Inggilby History, Family Crest & Coats of Arms
The ancestors of the name Inggilby date back to the days of the Anglo-Saxon tribes of Britain. The name is derived from their residence in the village of Ingoldsby, Lincolnshire or from Ingleby, found in the Derbyshire, or at Ingleby-Berwick, North Yorkshire. The latter is most interesting. "At the time of the Domesday Survey, the lands here were described with those of Acklam, to which the hamlet pertained, as is implied in the term Berwick: the ancient name of the place was Berewyke-juxta-Tees." 
Early Origins of the Inggilby family
The surname Inggilby was first found in Lincolnshire at Ingoldsby, a small village in the South Kesteven district, in the union of Grantham, wapentake of Beltisloe. The village dates back to at least the Domesday Book of 1086 when it was listed as Ingoldesbi. 
The place name literally means "farmstead or village of a man called Ingjaldr," from the Old Scandinavian (Viking) personal name + "by." 
Sir Roger de Ingoldsby, founder of the family was lord of the parish of Ingoldsby in 1230.  The township of Moorhouse in Durham held a special significance to the family. " In the seventeenth century this township was the seat, in succession, of the families of Ingleby and Roper." 
Early History of the Inggilby family
This web page shows only a small excerpt of our Inggilby research. Another 109 words (8 lines of text) covering the years 1661, 1685, 1622, 1701, 1654, 1656, 1659, 1658, 1660, 1615, 1681, 1654, 1659, 1617, 1685, 1712, 1709, 1710, 1719, 1702, 1710, 1702, 1710, 1434, 1499, 1551, 1586, 1688, 1719, 1603, 1652, 1621, 1682, 1664, 1742, 1705, 1772, 1622, 1701, 1661, 1666, 1695 and 1699 are included under the topic Early Inggilby History in all our PDF Extended History products and printed products wherever possible.
Inggilby Spelling Variations
Inggilby has been spelled many different ways. Before English spelling became standardized over the last few hundred years, spelling variations in names were a common occurrence. As the English language changed in the Middle Ages, absorbing pieces of Latin and French, as well as other languages, the spelling of people's names also changed considerably, even over a single lifetime. Many variations of the name Inggilby have been found, including Inglesby, Ingilby, Ingleby, Ingoldesby, Ingoldsby and many more.
Early Notables of the Inggilby family (pre 1700)
Notables of the family at this time include Sir Richard Ingoldsby (d. 1685), English regicide, the second son of Sir Richard Ingoldsby of Lenthenborough, Buckinghamshire, by Elizabeth, daughter of Sir Oliver Cromwell of Hinchinbrook, Huntingdonshire. 

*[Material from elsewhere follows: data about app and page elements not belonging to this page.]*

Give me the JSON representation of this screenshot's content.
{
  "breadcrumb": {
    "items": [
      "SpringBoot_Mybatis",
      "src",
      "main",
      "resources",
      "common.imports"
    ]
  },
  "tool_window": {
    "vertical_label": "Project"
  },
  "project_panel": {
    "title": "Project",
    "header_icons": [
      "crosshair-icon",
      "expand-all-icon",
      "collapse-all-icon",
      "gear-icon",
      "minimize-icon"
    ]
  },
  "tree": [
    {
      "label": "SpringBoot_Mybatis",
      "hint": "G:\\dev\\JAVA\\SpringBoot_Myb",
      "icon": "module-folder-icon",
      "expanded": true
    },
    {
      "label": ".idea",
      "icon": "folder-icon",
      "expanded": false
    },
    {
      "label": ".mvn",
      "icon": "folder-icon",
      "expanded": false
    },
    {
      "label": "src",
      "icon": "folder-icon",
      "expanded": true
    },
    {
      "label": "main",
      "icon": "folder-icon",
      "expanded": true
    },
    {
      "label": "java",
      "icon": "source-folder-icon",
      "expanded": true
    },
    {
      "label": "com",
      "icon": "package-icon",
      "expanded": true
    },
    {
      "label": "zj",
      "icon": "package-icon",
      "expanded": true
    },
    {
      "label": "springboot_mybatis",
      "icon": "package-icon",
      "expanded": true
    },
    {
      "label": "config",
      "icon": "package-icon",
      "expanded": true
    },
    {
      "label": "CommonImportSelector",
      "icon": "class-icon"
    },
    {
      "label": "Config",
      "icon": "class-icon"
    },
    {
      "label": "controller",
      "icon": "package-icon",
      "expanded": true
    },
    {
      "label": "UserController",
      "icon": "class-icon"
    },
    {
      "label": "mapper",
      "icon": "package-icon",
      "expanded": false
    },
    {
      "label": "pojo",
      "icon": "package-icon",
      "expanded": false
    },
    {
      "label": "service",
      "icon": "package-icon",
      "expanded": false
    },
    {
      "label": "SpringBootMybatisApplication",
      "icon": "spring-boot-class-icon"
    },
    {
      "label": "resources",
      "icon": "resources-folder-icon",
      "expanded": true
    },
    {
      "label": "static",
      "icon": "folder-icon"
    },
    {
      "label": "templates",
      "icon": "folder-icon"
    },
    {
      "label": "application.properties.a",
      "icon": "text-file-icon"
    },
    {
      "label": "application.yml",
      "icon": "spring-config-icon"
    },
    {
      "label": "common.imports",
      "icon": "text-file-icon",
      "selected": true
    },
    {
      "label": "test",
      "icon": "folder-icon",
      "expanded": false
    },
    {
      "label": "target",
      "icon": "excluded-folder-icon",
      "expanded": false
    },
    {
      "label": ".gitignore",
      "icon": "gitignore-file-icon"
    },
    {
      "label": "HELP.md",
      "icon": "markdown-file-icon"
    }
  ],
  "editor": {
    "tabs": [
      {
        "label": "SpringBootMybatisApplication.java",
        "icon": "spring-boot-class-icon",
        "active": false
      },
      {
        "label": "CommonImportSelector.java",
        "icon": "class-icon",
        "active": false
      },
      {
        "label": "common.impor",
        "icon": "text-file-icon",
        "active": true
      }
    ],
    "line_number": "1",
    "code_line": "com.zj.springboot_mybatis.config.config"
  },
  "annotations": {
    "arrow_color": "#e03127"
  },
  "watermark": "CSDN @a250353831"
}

His younger brother, Sir Henry Ingoldsby, 1st Baronet (1622-1701), was an English military commander and landowner who commanded a regiment in Ireland under Cromwell and Ireton, represented the counties of Kerry, Limerick, and Clare in the parliaments of 1654, 1656, and 1659, and had the singular fortune to be created a Baronet both by the Protector (31 March 1658) and by Charles II (30 Aug. 1660)...
Migration of the Inggilby family to Ireland
Some of the Inggilby family moved to Ireland, but this topic is not covered in this excerpt.
Migration of the Inggilby family
In an attempt to escape the chaos experienced in England, many English families boarded overcrowded and diseased ships sailing for the shores of North America and other British colonies. Those families hardy enough, and lucky enough, to make the passage intact were rewarded with land and a social environment less prone to religious and political persecution. Many of these families became important contributors to the young colonies in which they settled. Early immigration and passenger lists have documented some of the first Inggilbys to arrive on North American shores: John Ingoldsby, who arrived in Boston in 1642; Henry Ingoldsby, who came to Pennsylvania in 1682; Mary Inglesby, a bonded passenger who arrived in Virginia in 1741.
The motto was originally a war cry or slogan. Mottoes first began to be shown with arms in the 14th and 15th centuries, but were not in general use until the 17th century. Thus the oldest coats of arms generally do not include a motto. Mottoes seldom form part of the grant of arms: Under most heraldic authorities, a motto is an optional component of the coat of arms, and can be added to or changed at will; many families have chosen not to display a motto.
Motto: Fiducia creat fidem
Motto Translation: Trust creates faith